On the other hand, members of the pea or bean family (scarlet runner beans, sweet peas) should be started indoors but put into the ground earlier in the year (March in zone 5a). They grow poorly in warm temperatures, which is why traditional sweet peas perform so much better in the warmer climates of Britain than in the United States. But you will have better luck with Cuthbertson Sweet peas and antique sweet peas, which actually originate in Italy. Try Cupani, Old Spice, or Painted Lady.

Sweet peas

Morning glories can be soaked and then placed in the ground, although (watch out) some of them return in DROVES (Grandpa Otts, I'm calling your name). In my garden, it's actually a nuisance. Cardinal climber, scarlet starglory, and Love- in- a Puff can all be soaked and direct seeded. If you want to test their germination, put them in water for a few days and plant the ones that sprout.

I hope that you will try some of these colorful, long lasting and inexpensive suggestions. Knowing how and when to germinate is half the trick, but it's an easy trick. And it has beautiful results.

Timing is everything with direct sowing. Soil temperature is a crucial factor for when to sow seeds outdoors. The optimal range varies from seed to seed but amongst the vegetables between 60 and 70 F. (15 and 21 C.) seems to be the best. Some plants will germinate at cooler temperatures of 45 to 55 F. (7 and 12 C.). Among these are: Carrots Cabbage Cauliflower Lettuce Peas Radishes Spin

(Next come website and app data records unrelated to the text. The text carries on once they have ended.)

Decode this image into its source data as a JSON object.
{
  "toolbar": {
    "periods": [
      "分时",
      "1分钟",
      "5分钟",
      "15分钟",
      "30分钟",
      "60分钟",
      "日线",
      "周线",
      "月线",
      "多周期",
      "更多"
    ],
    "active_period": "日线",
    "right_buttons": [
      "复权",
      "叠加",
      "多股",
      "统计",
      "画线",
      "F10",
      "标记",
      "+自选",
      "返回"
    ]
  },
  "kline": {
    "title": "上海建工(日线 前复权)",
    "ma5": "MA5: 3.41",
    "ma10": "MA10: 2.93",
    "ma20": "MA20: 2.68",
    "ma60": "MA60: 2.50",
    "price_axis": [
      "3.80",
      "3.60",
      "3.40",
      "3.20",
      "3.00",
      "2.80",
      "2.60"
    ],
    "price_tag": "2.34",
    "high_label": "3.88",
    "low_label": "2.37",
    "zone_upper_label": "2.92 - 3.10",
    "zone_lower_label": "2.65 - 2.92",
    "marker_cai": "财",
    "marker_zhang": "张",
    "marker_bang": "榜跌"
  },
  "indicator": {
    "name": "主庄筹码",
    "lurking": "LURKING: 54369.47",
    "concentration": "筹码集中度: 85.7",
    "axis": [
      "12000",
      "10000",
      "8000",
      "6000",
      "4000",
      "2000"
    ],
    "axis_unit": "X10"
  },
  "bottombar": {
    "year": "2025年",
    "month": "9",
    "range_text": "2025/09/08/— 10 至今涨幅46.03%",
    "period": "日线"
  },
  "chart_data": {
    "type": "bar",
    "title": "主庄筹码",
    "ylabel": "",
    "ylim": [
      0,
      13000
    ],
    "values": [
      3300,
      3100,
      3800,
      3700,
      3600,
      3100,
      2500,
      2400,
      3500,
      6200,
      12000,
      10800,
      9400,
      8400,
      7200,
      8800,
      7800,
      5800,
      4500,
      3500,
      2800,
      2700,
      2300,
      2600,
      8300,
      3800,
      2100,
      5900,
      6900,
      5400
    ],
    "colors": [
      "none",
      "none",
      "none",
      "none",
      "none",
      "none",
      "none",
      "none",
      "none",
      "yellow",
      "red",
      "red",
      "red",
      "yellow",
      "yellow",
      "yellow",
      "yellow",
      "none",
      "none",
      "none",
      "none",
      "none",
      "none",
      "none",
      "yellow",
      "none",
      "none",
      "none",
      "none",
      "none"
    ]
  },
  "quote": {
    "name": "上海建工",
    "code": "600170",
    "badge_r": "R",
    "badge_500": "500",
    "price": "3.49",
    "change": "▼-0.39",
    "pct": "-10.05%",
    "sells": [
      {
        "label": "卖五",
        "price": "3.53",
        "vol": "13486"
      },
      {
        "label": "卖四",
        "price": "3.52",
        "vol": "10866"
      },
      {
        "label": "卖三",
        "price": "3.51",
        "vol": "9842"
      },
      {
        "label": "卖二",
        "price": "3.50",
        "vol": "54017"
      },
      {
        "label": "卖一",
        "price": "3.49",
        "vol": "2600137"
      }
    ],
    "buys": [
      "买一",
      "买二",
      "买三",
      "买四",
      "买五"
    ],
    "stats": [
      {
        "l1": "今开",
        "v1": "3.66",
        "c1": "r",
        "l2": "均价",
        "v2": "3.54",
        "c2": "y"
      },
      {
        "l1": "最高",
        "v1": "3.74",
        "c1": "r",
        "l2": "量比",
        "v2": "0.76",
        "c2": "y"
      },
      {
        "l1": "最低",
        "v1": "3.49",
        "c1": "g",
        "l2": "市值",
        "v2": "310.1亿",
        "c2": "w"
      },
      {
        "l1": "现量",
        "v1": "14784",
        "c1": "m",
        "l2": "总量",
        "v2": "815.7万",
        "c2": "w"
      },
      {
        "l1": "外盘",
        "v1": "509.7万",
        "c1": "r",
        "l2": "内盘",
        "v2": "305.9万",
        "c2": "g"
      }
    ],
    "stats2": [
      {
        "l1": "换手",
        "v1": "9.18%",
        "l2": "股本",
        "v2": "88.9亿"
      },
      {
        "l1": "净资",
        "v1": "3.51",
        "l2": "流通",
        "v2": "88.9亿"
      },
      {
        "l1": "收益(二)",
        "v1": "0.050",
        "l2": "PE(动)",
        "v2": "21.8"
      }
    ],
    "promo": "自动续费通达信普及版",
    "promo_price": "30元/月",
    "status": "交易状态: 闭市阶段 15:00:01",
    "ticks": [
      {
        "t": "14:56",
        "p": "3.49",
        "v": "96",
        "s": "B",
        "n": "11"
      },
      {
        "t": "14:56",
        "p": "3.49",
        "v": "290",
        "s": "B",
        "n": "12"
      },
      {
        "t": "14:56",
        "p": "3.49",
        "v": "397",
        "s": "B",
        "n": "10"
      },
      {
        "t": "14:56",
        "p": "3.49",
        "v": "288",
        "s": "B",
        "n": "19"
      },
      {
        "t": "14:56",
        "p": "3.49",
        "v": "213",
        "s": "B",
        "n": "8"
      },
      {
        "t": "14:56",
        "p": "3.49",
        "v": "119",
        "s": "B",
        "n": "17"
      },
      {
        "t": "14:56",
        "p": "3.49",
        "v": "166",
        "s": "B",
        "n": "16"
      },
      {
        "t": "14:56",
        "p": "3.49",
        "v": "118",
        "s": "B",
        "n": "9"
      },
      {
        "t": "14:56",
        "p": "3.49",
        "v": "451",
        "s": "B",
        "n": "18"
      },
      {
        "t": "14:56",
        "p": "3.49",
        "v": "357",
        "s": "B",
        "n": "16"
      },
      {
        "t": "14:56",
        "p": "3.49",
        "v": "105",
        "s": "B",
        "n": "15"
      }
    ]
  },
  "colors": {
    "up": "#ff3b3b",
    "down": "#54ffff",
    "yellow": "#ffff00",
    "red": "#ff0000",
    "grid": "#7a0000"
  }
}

Read more at Gardening Know How: Planting Seeds Outside – Tips On When And How To Direct Sow Seeds https://www.gardeningknowhow.com/garden-how-to/propagation/seeds/how-to-direct-sow-seeds.htm

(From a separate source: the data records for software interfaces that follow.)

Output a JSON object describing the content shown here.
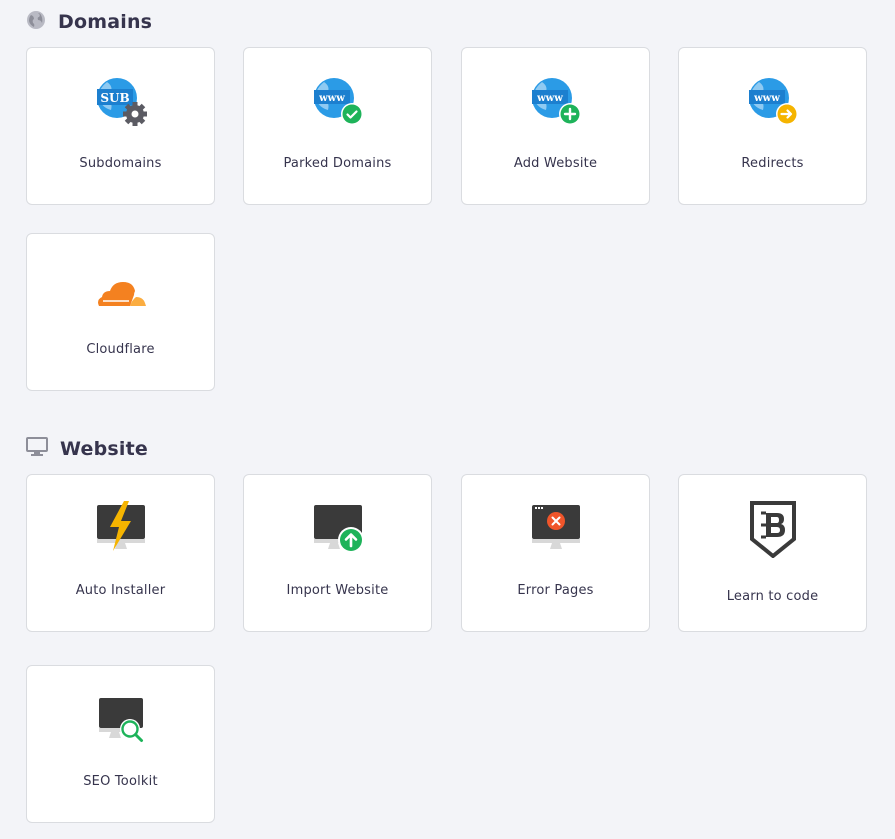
{
  "sections": {
    "domains": {
      "title": "Domains",
      "icon": "globe-icon",
      "items": [
        {
          "label": "Subdomains",
          "icon": "subdomain-globe-gear-icon"
        },
        {
          "label": "Parked Domains",
          "icon": "www-globe-check-icon"
        },
        {
          "label": "Add Website",
          "icon": "www-globe-plus-icon"
        },
        {
          "label": "Redirects",
          "icon": "www-globe-arrow-icon"
        },
        {
          "label": "Cloudflare",
          "icon": "cloudflare-cloud-icon"
        }
      ]
    },
    "website": {
      "title": "Website",
      "icon": "monitor-icon",
      "items": [
        {
          "label": "Auto Installer",
          "icon": "monitor-lightning-icon"
        },
        {
          "label": "Import Website",
          "icon": "monitor-upload-icon"
        },
        {
          "label": "Error Pages",
          "icon": "monitor-error-icon"
        },
        {
          "label": "Learn to code",
          "icon": "code-badge-b-icon"
        },
        {
          "label": "SEO Toolkit",
          "icon": "monitor-magnifier-icon"
        }
      ]
    }
  },
  "colors": {
    "background": "#f3f4f8",
    "card": "#ffffff",
    "globe_blue": "#2b9be6",
    "check_green": "#1eb35a",
    "arrow_yellow": "#f5b400",
    "cloudflare_orange": "#f48120",
    "monitor_dark": "#3a3a3a",
    "lightning_yellow": "#f5b400",
    "error_orange": "#f0552a"
  },
  "text": {
    "sub_badge": "SUB",
    "www_badge": "www"
  }
}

Timing is everything with direct sowing. Soil temperature is a crucial factor for when to sow seeds outdoors. The optimal range varies from seed to seed but amongst the vegetables between 60 and 70 F. (15 and 21 C.) seems to be the best. Some plants will germinate at cooler temperatures of 45 to 55 F. (7 and 12 C.). Among these are: Carrots Cabbage Cauliflower Lettuce Peas Radishes Spinach

Read more at Gardening Know How: Planting Seeds Outside – Tips On When And How To Direct Sow Seeds https://www.gardeningknowhow.com/garden-how-to/propagation/seeds/how-to-direct-sow-seeds.htm

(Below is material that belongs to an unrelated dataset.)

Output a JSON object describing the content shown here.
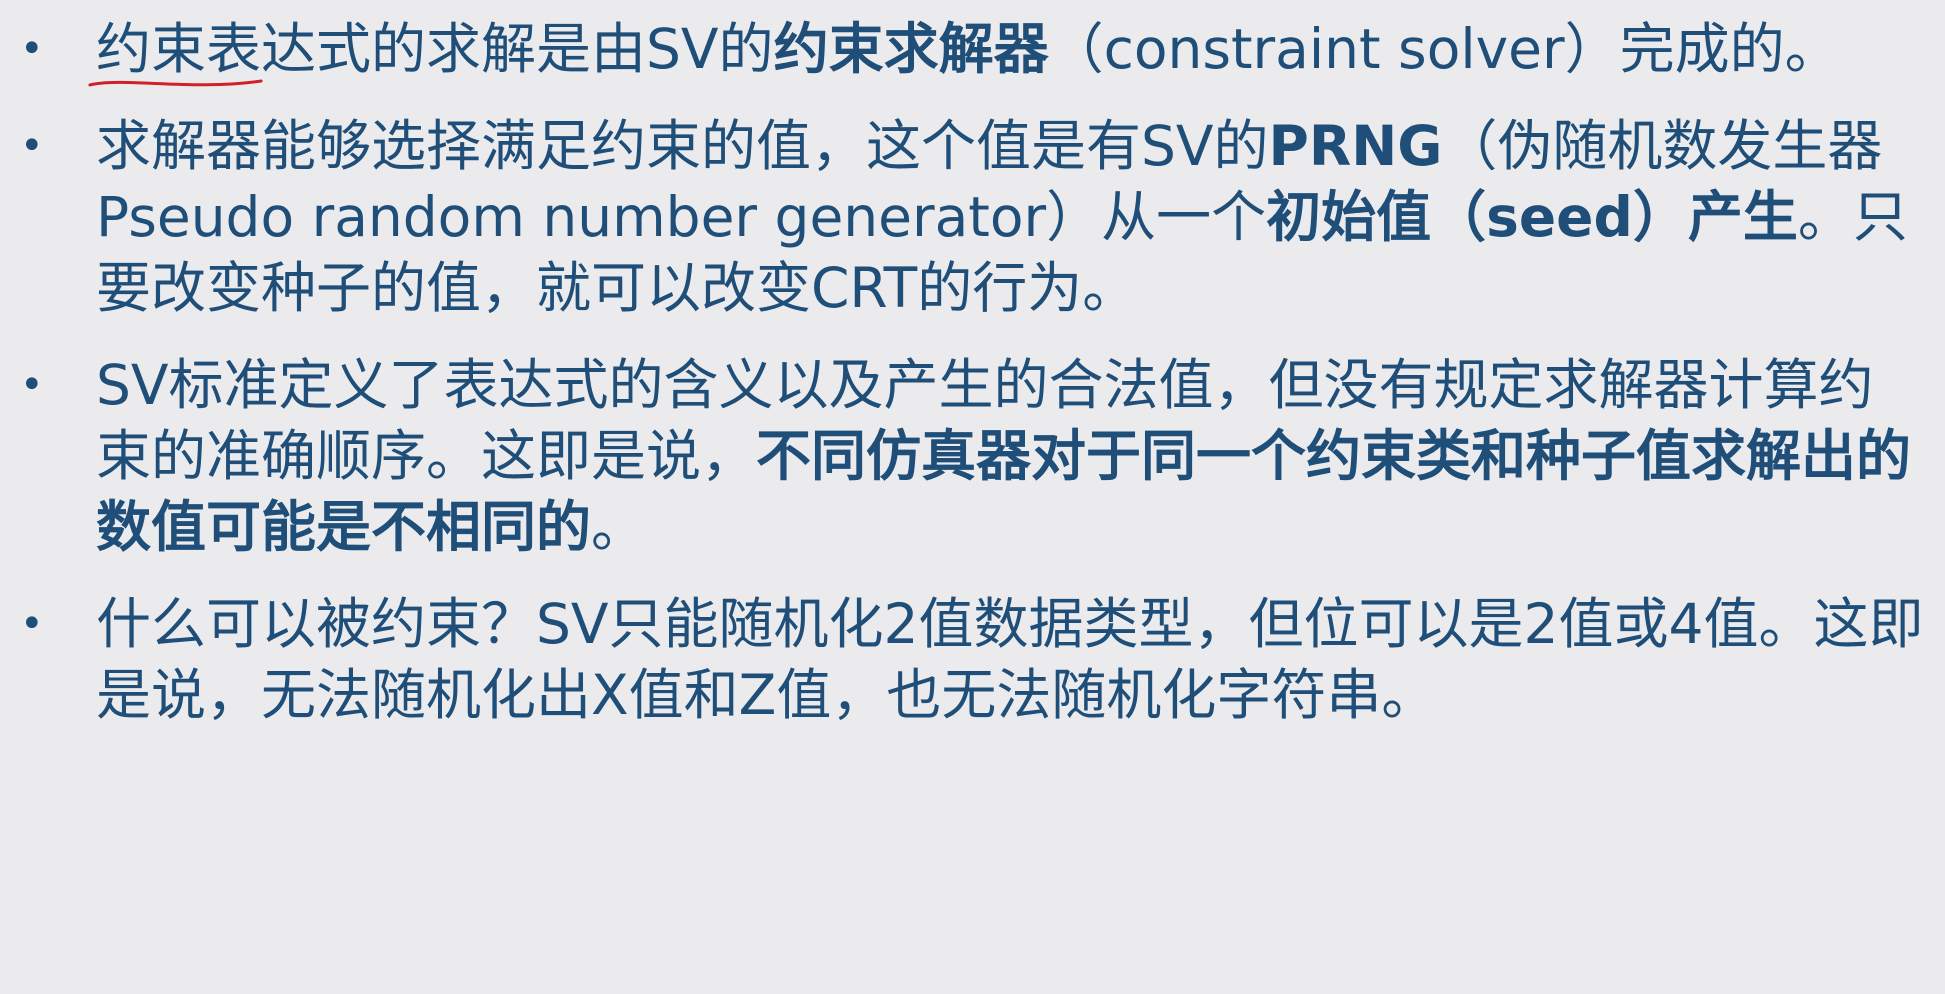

Timing is everything with direct sowing. Soil temperature is a crucial factor for when to sow seeds outdoors. The optimal range varies from seed to seed but amongst the vegetables between 60 and 70 F. (15 and 21 C.) seems to be the best. Some plants will germinate at cooler temperatures of 45 to 55 F. (7 and 12 C.). Among these are: Carrots Cabbage Cauliflower Lettuce Peas Radishes Spinach

Read more at Gardening Know How: Planting Seeds Outside – Tips On When And How To Direct Sow Seeds https://www.gardeningknowhow.com/garden-how-to/propagation/seeds/how-to-direct-sow-seeds.htm